- [WHAT TO WORK ON]: The records below must be reproduced exactly. Strip out the pictures.

- [App and web page records]:

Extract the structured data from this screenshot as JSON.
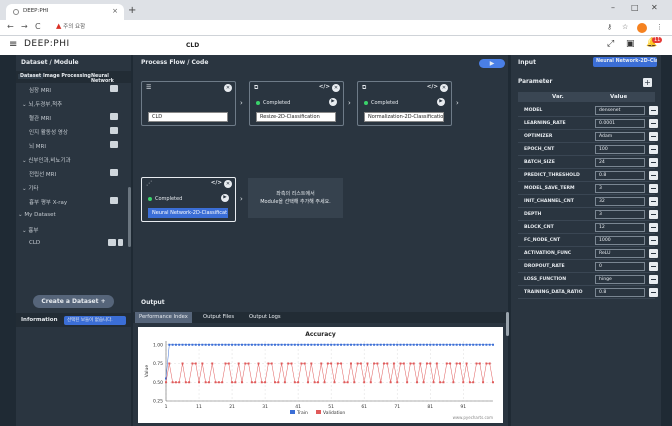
{
  "browser": {
    "tab_title": "DEEP:PHI",
    "address_warning": "주의 요함",
    "address_text": ""
  },
  "app": {
    "brand": "DEEP:PHI",
    "project_name": "CLD",
    "notification_count": "11"
  },
  "left": {
    "title": "Dataset / Module",
    "tabs": [
      "Dataset",
      "Image Processing",
      "Neural Network"
    ],
    "tree": [
      {
        "label": "심장 MRI",
        "icon": true
      },
      {
        "label": "뇌,두경부,척추",
        "arrow": true
      },
      {
        "label": "혈관 MRI",
        "icon": true
      },
      {
        "label": "인지 활동성 영상",
        "icon": true
      },
      {
        "label": "뇌 MRI",
        "icon": true
      },
      {
        "label": "신부인과,비뇨기과",
        "arrow": true
      },
      {
        "label": "전립선 MRI",
        "icon": true
      },
      {
        "label": "기타",
        "arrow": true
      },
      {
        "label": "흉부 평부 X-ray",
        "icon": true
      },
      {
        "label": "My Dataset",
        "arrow": true
      },
      {
        "label": "흉부",
        "arrow": true
      },
      {
        "label": "CLD",
        "icon": true,
        "trash": true
      }
    ],
    "create_button": "Create a Dataset",
    "info_label": "Information",
    "info_select": "선택된 보들이 없습니다."
  },
  "flow": {
    "title": "Process Flow / Code",
    "nodes": [
      {
        "id": "n1",
        "status": "",
        "name": "CLD"
      },
      {
        "id": "n2",
        "status": "Completed",
        "name": "Resize-2D-Classification"
      },
      {
        "id": "n3",
        "status": "Completed",
        "name": "Normalization-2D-Classification"
      },
      {
        "id": "n4",
        "status": "Completed",
        "name": "Neural Network-2D-Classification"
      }
    ],
    "hint_line1": "좌측의 리스트에서",
    "hint_line2": "Module을 선택해 추가해 주세요."
  },
  "output": {
    "title": "Output",
    "tabs": [
      "Performance Index",
      "Output Files",
      "Output Logs"
    ]
  },
  "right": {
    "title": "Input",
    "input_select": "Neural Network-2D-Classification",
    "param_title": "Parameter",
    "col_var": "Var.",
    "col_value": "Value",
    "params": [
      {
        "k": "MODEL",
        "v": "densenet"
      },
      {
        "k": "LEARNING_RATE",
        "v": "0.0001"
      },
      {
        "k": "OPTIMIZER",
        "v": "Adam"
      },
      {
        "k": "EPOCH_CNT",
        "v": "100"
      },
      {
        "k": "BATCH_SIZE",
        "v": "24"
      },
      {
        "k": "PREDICT_THRESHOLD",
        "v": "0.8"
      },
      {
        "k": "MODEL_SAVE_TERM",
        "v": "3"
      },
      {
        "k": "INIT_CHANNEL_CNT",
        "v": "32"
      },
      {
        "k": "DEPTH",
        "v": "3"
      },
      {
        "k": "BLOCK_CNT",
        "v": "12"
      },
      {
        "k": "FC_NODE_CNT",
        "v": "1000"
      },
      {
        "k": "ACTIVATION_FUNC",
        "v": "ReLU"
      },
      {
        "k": "DROPOUT_RATE",
        "v": "0"
      },
      {
        "k": "LOSS_FUNCTION",
        "v": "hinge"
      },
      {
        "k": "TRAINING_DATA_RATIO",
        "v": "0.8"
      }
    ]
  },
  "chart_data": {
    "type": "line",
    "title": "Accuracy",
    "xlabel": "",
    "ylabel": "Value",
    "x_ticks": [
      "1",
      "11",
      "21",
      "31",
      "41",
      "51",
      "61",
      "71",
      "81",
      "91"
    ],
    "y_ticks": [
      "0.25",
      "0.50",
      "0.75",
      "1.00"
    ],
    "ylim": [
      0.25,
      1.05
    ],
    "xlim": [
      1,
      100
    ],
    "grid": true,
    "legend": "bottom",
    "credit": "www.pyecharts.com",
    "series": [
      {
        "name": "Train",
        "color": "#3b6ed6",
        "style": "line-markers",
        "values": [
          0.55,
          1.0,
          1.0,
          1.0,
          1.0,
          1.0,
          1.0,
          1.0,
          1.0,
          1.0,
          1.0,
          1.0,
          1.0,
          1.0,
          1.0,
          1.0,
          1.0,
          1.0,
          1.0,
          1.0,
          1.0,
          1.0,
          1.0,
          1.0,
          1.0,
          1.0,
          1.0,
          1.0,
          1.0,
          1.0,
          1.0,
          1.0,
          1.0,
          1.0,
          1.0,
          1.0,
          1.0,
          1.0,
          1.0,
          1.0,
          1.0,
          1.0,
          1.0,
          1.0,
          1.0,
          1.0,
          1.0,
          1.0,
          1.0,
          1.0,
          1.0,
          1.0,
          1.0,
          1.0,
          1.0,
          1.0,
          1.0,
          1.0,
          1.0,
          1.0,
          1.0,
          1.0,
          1.0,
          1.0,
          1.0,
          1.0,
          1.0,
          1.0,
          1.0,
          1.0,
          1.0,
          1.0,
          1.0,
          1.0,
          1.0,
          1.0,
          1.0,
          1.0,
          1.0,
          1.0,
          1.0,
          1.0,
          1.0,
          1.0,
          1.0,
          1.0,
          1.0,
          1.0,
          1.0,
          1.0,
          1.0,
          1.0,
          1.0,
          1.0,
          1.0,
          1.0,
          1.0,
          1.0,
          1.0,
          1.0
        ]
      },
      {
        "name": "Validation",
        "color": "#e05a5a",
        "style": "line-markers",
        "values": [
          0.5,
          0.75,
          0.5,
          0.5,
          0.5,
          0.75,
          0.5,
          0.5,
          0.75,
          0.75,
          0.5,
          0.75,
          0.5,
          0.5,
          0.75,
          0.5,
          0.5,
          0.5,
          0.75,
          0.75,
          0.5,
          0.5,
          0.75,
          0.5,
          0.75,
          0.75,
          0.5,
          0.5,
          0.75,
          0.5,
          0.5,
          0.75,
          0.75,
          0.5,
          0.5,
          0.75,
          0.5,
          0.75,
          0.75,
          0.5,
          0.5,
          0.75,
          0.75,
          0.5,
          0.75,
          0.5,
          0.5,
          0.75,
          0.5,
          0.75,
          0.75,
          0.5,
          0.75,
          0.75,
          0.5,
          0.5,
          0.75,
          0.5,
          0.75,
          0.75,
          0.5,
          0.75,
          0.5,
          0.75,
          0.75,
          0.5,
          0.75,
          0.75,
          0.5,
          0.75,
          0.5,
          0.75,
          0.75,
          0.5,
          0.75,
          0.75,
          0.5,
          0.75,
          0.5,
          0.75,
          0.75,
          0.5,
          0.75,
          0.5,
          0.5,
          0.75,
          0.75,
          0.5,
          0.75,
          0.75,
          0.5,
          0.75,
          0.5,
          0.5,
          0.75,
          0.75,
          0.5,
          0.75,
          0.75,
          0.5
        ]
      }
    ]
  }
}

- [COMPLETED EXERCISE]:
Extract the structured data from this screenshot as JSON.
{
  "browser": {
    "tab_title": "DEEP:PHI",
    "address_warning": "주의 요함",
    "address_text": ""
  },
  "app": {
    "brand": "DEEP:PHI",
    "project_name": "CLD",
    "notification_count": "11"
  },
  "left": {
    "title": "Dataset / Module",
    "tabs": [
      "Dataset",
      "Image Processing",
      "Neural Network"
    ],
    "tree": [
      {
        "label": "심장 MRI",
        "icon": true
      },
      {
        "label": "뇌,두경부,척추",
        "arrow": true
      },
      {
        "label": "혈관 MRI",
        "icon": true
      },
      {
        "label": "인지 활동성 영상",
        "icon": true
      },
      {
        "label": "뇌 MRI",
        "icon": true
      },
      {
        "label": "신부인과,비뇨기과",
        "arrow": true
      },
      {
        "label": "전립선 MRI",
        "icon": true
      },
      {
        "label": "기타",
        "arrow": true
      },
      {
        "label": "흉부 평부 X-ray",
        "icon": true
      },
      {
        "label": "My Dataset",
        "arrow": true
      },
      {
        "label": "흉부",
        "arrow": true
      },
      {
        "label": "CLD",
        "icon": true,
        "trash": true
      }
    ],
    "create_button": "Create a Dataset",
    "info_label": "Information",
    "info_select": "선택된 보들이 없습니다."
  },
  "flow": {
    "title": "Process Flow / Code",
    "nodes": [
      {
        "id": "n1",
        "status": "",
        "name": "CLD"
      },
      {
        "id": "n2",
        "status": "Completed",
        "name": "Resize-2D-Classification"
      },
      {
        "id": "n3",
        "status": "Completed",
        "name": "Normalization-2D-Classification"
      },
      {
        "id": "n4",
        "status": "Completed",
        "name": "Neural Network-2D-Classification"
      }
    ],
    "hint_line1": "좌측의 리스트에서",
    "hint_line2": "Module을 선택해 추가해 주세요."
  },
  "output": {
    "title": "Output",
    "tabs": [
      "Performance Index",
      "Output Files",
      "Output Logs"
    ]
  },
  "right": {
    "title": "Input",
    "input_select": "Neural Network-2D-Classification",
    "param_title": "Parameter",
    "col_var": "Var.",
    "col_value": "Value",
    "params": [
      {
        "k": "MODEL",
        "v": "densenet"
      },
      {
        "k": "LEARNING_RATE",
        "v": "0.0001"
      },
      {
        "k": "OPTIMIZER",
        "v": "Adam"
      },
      {
        "k": "EPOCH_CNT",
        "v": "100"
      },
      {
        "k": "BATCH_SIZE",
        "v": "24"
      },
      {
        "k": "PREDICT_THRESHOLD",
        "v": "0.8"
      },
      {
        "k": "MODEL_SAVE_TERM",
        "v": "3"
      },
      {
        "k": "INIT_CHANNEL_CNT",
        "v": "32"
      },
      {
        "k": "DEPTH",
        "v": "3"
      },
      {
        "k": "BLOCK_CNT",
        "v": "12"
      },
      {
        "k": "FC_NODE_CNT",
        "v": "1000"
      },
      {
        "k": "ACTIVATION_FUNC",
        "v": "ReLU"
      },
      {
        "k": "DROPOUT_RATE",
        "v": "0"
      },
      {
        "k": "LOSS_FUNCTION",
        "v": "hinge"
      },
      {
        "k": "TRAINING_DATA_RATIO",
        "v": "0.8"
      }
    ]
  },
  "chart_data": {
    "type": "line",
    "title": "Accuracy",
    "xlabel": "",
    "ylabel": "Value",
    "x_ticks": [
      "1",
      "11",
      "21",
      "31",
      "41",
      "51",
      "61",
      "71",
      "81",
      "91"
    ],
    "y_ticks": [
      "0.25",
      "0.50",
      "0.75",
      "1.00"
    ],
    "ylim": [
      0.25,
      1.05
    ],
    "xlim": [
      1,
      100
    ],
    "grid": true,
    "legend": "bottom",
    "credit": "www.pyecharts.com",
    "series": [
      {
        "name": "Train",
        "color": "#3b6ed6",
        "style": "line-markers",
        "values": [
          0.55,
          1.0,
          1.0,
          1.0,
          1.0,
          1.0,
          1.0,
          1.0,
          1.0,
          1.0,
          1.0,
          1.0,
          1.0,
          1.0,
          1.0,
          1.0,
          1.0,
          1.0,
          1.0,
          1.0,
          1.0,
          1.0,
          1.0,
          1.0,
          1.0,
          1.0,
          1.0,
          1.0,
          1.0,
          1.0,
          1.0,
          1.0,
          1.0,
          1.0,
          1.0,
          1.0,
          1.0,
          1.0,
          1.0,
          1.0,
          1.0,
          1.0,
          1.0,
          1.0,
          1.0,
          1.0,
          1.0,
          1.0,
          1.0,
          1.0,
          1.0,
          1.0,
          1.0,
          1.0,
          1.0,
          1.0,
          1.0,
          1.0,
          1.0,
          1.0,
          1.0,
          1.0,
          1.0,
          1.0,
          1.0,
          1.0,
          1.0,
          1.0,
          1.0,
          1.0,
          1.0,
          1.0,
          1.0,
          1.0,
          1.0,
          1.0,
          1.0,
          1.0,
          1.0,
          1.0,
          1.0,
          1.0,
          1.0,
          1.0,
          1.0,
          1.0,
          1.0,
          1.0,
          1.0,
          1.0,
          1.0,
          1.0,
          1.0,
          1.0,
          1.0,
          1.0,
          1.0,
          1.0,
          1.0,
          1.0
        ]
      },
      {
        "name": "Validation",
        "color": "#e05a5a",
        "style": "line-markers",
        "values": [
          0.5,
          0.75,
          0.5,
          0.5,
          0.5,
          0.75,
          0.5,
          0.5,
          0.75,
          0.75,
          0.5,
          0.75,
          0.5,
          0.5,
          0.75,
          0.5,
          0.5,
          0.5,
          0.75,
          0.75,
          0.5,
          0.5,
          0.75,
          0.5,
          0.75,
          0.75,
          0.5,
          0.5,
          0.75,
          0.5,
          0.5,
          0.75,
          0.75,
          0.5,
          0.5,
          0.75,
          0.5,
          0.75,
          0.75,
          0.5,
          0.5,
          0.75,
          0.75,
          0.5,
          0.75,
          0.5,
          0.5,
          0.75,
          0.5,
          0.75,
          0.75,
          0.5,
          0.75,
          0.75,
          0.5,
          0.5,
          0.75,
          0.5,
          0.75,
          0.75,
          0.5,
          0.75,
          0.5,
          0.75,
          0.75,
          0.5,
          0.75,
          0.75,
          0.5,
          0.75,
          0.5,
          0.75,
          0.75,
          0.5,
          0.75,
          0.75,
          0.5,
          0.75,
          0.5,
          0.75,
          0.75,
          0.5,
          0.75,
          0.5,
          0.5,
          0.75,
          0.75,
          0.5,
          0.75,
          0.75,
          0.5,
          0.75,
          0.5,
          0.5,
          0.75,
          0.75,
          0.5,
          0.75,
          0.75,
          0.5
        ]
      }
    ]
  }
}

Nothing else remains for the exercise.